Washington’s role on the Underground Railroad
Published 4:55 pm Monday, March 20, 2023
Two years ago, Milt and I, along with his cousins Emma and Sarah, were blessed to attend the unveiling of the Harriet Tubman statue exhibit in Halifax, NC. This historic event was sponsored by the Halifax Underground Railroad Organization. It was the first time the statue was presented in North Carolina during a nationwide tour. The event was truly beautiful and powerful. The nationally celebrated and award-winning sculptor, Wesley Wofford of Asheville NC, created a stunning tribute to Tubman. He explained how the statue became a symbol to him, not only about the underground railroad (which is often called the nation’s first Civil Rights movement,) but a symbol of healing for our country after the death of George Floyd. Wofford hoped the statue will continue to inspire unity and working towards a common good for all people.
It was significant that the unveiling to honor this courageous woman was held at a very significant underground railroad site. Harriet Tubman embodies the belief, mission and strength of the Underground Railroad. It was a network of people helping people. All kinds of people, Black, White, Native American, immigrants, anyone who understood that no one should be enslaved worked to make freedom possible in any way they could. The underground railroad mission was humanity at its best, at a time when humanity was not at its best. The mission of the Washington Waterfront Underground Railroad Museum is to showcase the genius enslaved people used to get to their freedom, and to also showcase the inclusion of all people whose compassion, grace and dignity exemplifies the best of mankind.
One historian at the event talked about the 20 National Park Service Underground Railroad Network to Freedom sites that North Carolina has. Washington has two. In 2014, working with the Phoenix Historical Society in Tarboro NC, I was able to get the Pamlico-Tar River designated as a National Park Service Underground Network to Freedom site. The river is also named as a North Carolina Freedom Road site. Freedom Roads are rivers, creeks, streams or any water route that freedom seekers used to escape via canoe, boat or ship. I was able to get the Washington Waterfront Underground Railroad Museum designated as a National Park Service Underground Railroad Freedom Site Facility in 2017.
Many people were at the event and as I was standing observing the crowd, I overheard someone say, “you know, Little Washington got it right. They have an underground railroad museum there. It’s the only one in North Carolina that is devoted solely to telling the story of the underground railroad. The people at the museum tell how Washington got together and helped enslaved people. And how smart enslaved people were to be able to orchestrate their own freedom seeking attempts. I read about it the Our State Magazine, but I’m going when it gets warmer.”
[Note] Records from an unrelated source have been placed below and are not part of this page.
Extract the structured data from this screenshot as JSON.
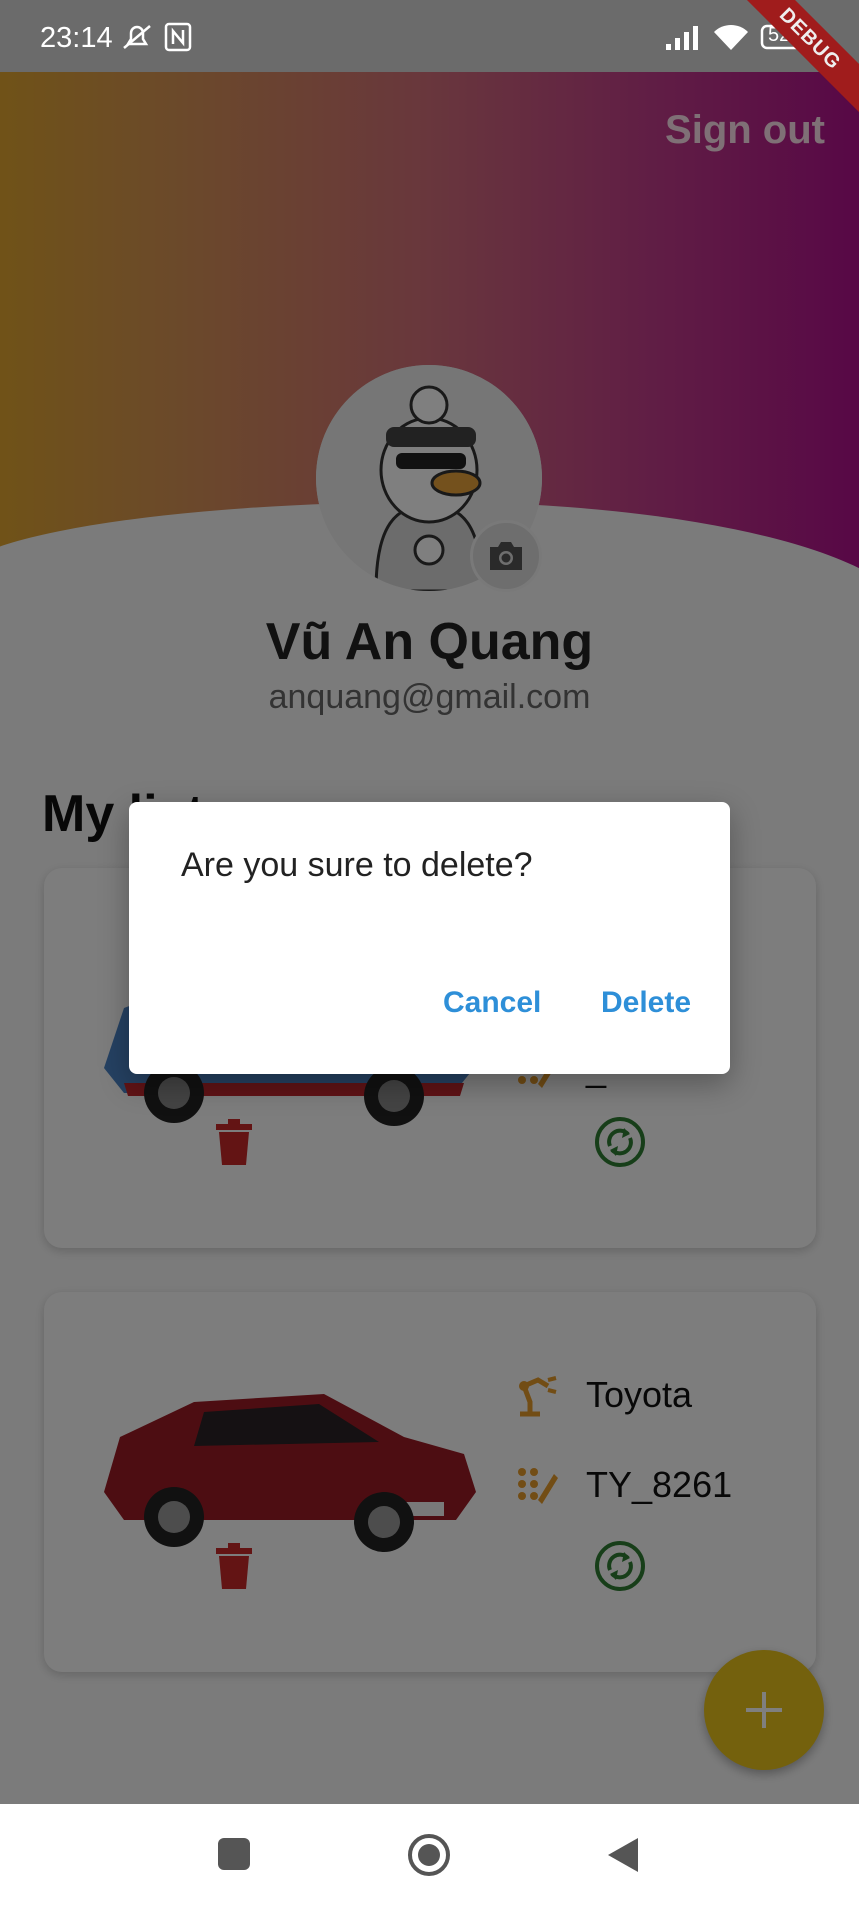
{
  "status_bar": {
    "time": "23:14",
    "battery": "52"
  },
  "debug_banner": "DEBUG",
  "header": {
    "sign_out_label": "Sign out"
  },
  "profile": {
    "name": "Vũ An Quang",
    "email": "anquang@gmail.com"
  },
  "list": {
    "title": "My list",
    "cars": [
      {
        "brand": "",
        "code": "_",
        "color": "#4a82c4"
      },
      {
        "brand": "Toyota",
        "code": "TY_8261",
        "color": "#9b1b24"
      }
    ]
  },
  "dialog": {
    "message": "Are you sure to delete?",
    "cancel_label": "Cancel",
    "delete_label": "Delete"
  },
  "icons": {
    "brand": "robot-arm-icon",
    "code": "pattern-icon",
    "delete": "trash-icon",
    "update": "sync-icon",
    "add": "plus-icon"
  },
  "colors": {
    "accent_blue": "#2e8fd8",
    "delete_red": "#c62828",
    "sync_green": "#2e7d32",
    "fab_yellow": "#e8c21a",
    "icon_orange": "#e59a2a"
  }
}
That really blessed me to hear someone I’ve never met or visited the museum talk about the mission of our museum. And yes, we are the only Underground Railroad Museum in North Carolina.
The museum does indeed highlight and celebrates the achievements made by all kinds of people living here to make life better for the enslaved and others. The museum is a testimony of what people can do in the most adverse of times.
We have had visitors from all fifty states and from 43 countries. We’ve hosted thousands of visitors who’ve ranged from Foreign Ambassadors, to vising professors from other countries, authors, scholars, celebrities, movie producers, preschoolers to college students, senior citizen groups, church groups and so many others. I love sharing why the museum and our town is so special and how it has earned its place in history with its role in the underground railroad. North Carolina, even before the underground railroad became prominently noted was known as the ‘The Runaway State.’ This was because North Carolina’s Atlantic Ocean coastline and waterways offered many opportunities for freedom seekers to use waterways to gain freedom. The Great Dismal Swamp in North Carolina near the Virginia border was a well-known haven for freedom seeking, and the town of Winton (Hertford County) NC, 60 miles from Washington was a huge headquarters for Quaker Abolitionist activity.
I hope that you will come and visit the museum. Slavery is a difficult story to tell but there is another side most people aren’t aware of. It’s the celebration of the human spirit to overcome adversity, and, the genius, faith and creativity of the enslaved people to self-emancipate and or secure their own freedom. We want to show you also the some of the ways people in this town offered hope and help. Please come check us out.
Leesa Jones is a Washington native and the Co-Founder/Curator of the Washington Waterfront Underground Railroad Museum.